"Ángel would have no info yet on any recovery, and I don't think any of the people associated with the observatory have been thinking about that," Jim Breakall, who is an electrical engineering professor at Pennsylvania State University, told me.
Breakall is one of the hams who's been in contact with Vázquez recently. "They are just mainly worried if everyone is safe," he added. The Universities Space Research Association has also been in contact with Vázquez via radio.
One of the optical buildings has apparently lost a roof, but the damages to the 1,000-foot-wide dish "will be a big setback," Breakall said.
President Trump has yet to visit the Caribbean, and spent much of this weekend taunting professional athletes on Twitter. US Navy and Marine Corps teams were deployed on Monday after the White House was criticized for its muted public response to the disaster.
Puerto Rico's governor has repeatedly asked for a greater federal response to the humanitarian crisis. "Puerto Ricans are Americans," said Rep. Nydia Velazquez (D-NY). "We cannot and will not turn our backs on them."

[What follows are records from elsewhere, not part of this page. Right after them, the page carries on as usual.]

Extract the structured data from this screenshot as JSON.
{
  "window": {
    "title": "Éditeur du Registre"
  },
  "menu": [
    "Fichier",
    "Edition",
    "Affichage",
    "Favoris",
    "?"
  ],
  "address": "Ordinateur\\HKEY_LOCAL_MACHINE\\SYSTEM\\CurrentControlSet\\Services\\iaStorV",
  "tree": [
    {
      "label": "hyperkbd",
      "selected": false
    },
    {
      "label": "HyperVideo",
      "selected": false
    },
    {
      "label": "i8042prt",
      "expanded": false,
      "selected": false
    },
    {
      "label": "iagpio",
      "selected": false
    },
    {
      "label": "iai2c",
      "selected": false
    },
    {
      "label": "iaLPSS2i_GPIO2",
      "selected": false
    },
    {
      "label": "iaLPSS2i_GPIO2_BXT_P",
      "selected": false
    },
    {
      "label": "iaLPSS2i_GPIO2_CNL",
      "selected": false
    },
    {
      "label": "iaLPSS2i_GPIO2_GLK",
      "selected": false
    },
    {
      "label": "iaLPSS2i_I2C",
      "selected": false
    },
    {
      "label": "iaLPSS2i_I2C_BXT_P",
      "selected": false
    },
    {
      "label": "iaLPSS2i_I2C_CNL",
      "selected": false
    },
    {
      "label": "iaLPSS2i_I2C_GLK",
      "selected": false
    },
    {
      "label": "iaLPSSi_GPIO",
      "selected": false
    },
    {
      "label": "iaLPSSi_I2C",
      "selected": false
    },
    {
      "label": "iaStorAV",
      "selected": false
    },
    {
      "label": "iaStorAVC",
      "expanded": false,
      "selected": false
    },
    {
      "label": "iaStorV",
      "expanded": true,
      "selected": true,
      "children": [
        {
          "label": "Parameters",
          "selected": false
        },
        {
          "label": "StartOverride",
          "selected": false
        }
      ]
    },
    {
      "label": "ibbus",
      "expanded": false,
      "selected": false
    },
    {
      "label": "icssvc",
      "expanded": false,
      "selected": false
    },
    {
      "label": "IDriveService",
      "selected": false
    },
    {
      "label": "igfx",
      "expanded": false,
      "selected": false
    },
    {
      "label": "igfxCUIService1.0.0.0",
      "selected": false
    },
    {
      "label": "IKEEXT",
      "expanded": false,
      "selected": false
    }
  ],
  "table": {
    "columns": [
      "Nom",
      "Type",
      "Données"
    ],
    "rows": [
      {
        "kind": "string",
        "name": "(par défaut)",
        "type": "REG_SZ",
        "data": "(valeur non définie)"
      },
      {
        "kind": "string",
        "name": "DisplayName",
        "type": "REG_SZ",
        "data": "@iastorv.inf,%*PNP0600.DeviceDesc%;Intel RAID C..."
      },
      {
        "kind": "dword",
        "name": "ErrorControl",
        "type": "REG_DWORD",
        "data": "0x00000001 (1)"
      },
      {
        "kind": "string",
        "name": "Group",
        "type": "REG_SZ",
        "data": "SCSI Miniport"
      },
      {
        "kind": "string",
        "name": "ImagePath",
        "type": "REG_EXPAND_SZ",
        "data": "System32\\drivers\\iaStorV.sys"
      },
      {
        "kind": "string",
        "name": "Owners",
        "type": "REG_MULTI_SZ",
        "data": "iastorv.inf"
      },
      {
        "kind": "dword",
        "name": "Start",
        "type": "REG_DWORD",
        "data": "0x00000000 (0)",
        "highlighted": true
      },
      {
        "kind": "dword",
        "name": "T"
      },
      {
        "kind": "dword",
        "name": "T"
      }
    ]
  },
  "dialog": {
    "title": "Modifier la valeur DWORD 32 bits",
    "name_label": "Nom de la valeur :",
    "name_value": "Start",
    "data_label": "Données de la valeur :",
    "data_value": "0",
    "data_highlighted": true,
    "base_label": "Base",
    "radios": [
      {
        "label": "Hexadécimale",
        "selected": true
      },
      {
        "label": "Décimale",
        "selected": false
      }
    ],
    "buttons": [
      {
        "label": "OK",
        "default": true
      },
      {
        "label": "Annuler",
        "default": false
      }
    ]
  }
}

Before Hurricane Maria hit, Puerto Rico had just begun the restructuring process for its $70 billion debt. The US Virgin Islands was facing its own financial crisis, having the largest per capita debt load of any US territory or state.
No amount of pro-bono relief can step in for the federal aid. But that hasn't stopped hams from trying.
"The British Virgin Islands are so close to us that we outta find out what our sister societies think. Maybe we can help the Brits and the French by virtue of our proximity," Gallagher told me.
"And I've told volunteers that if they want you to unload blankets at the shelter, you do that too."
This story previously stated that some ads are allowed on amateur radio frequencies, and has been corrected to reflect that ads are generally not allowed.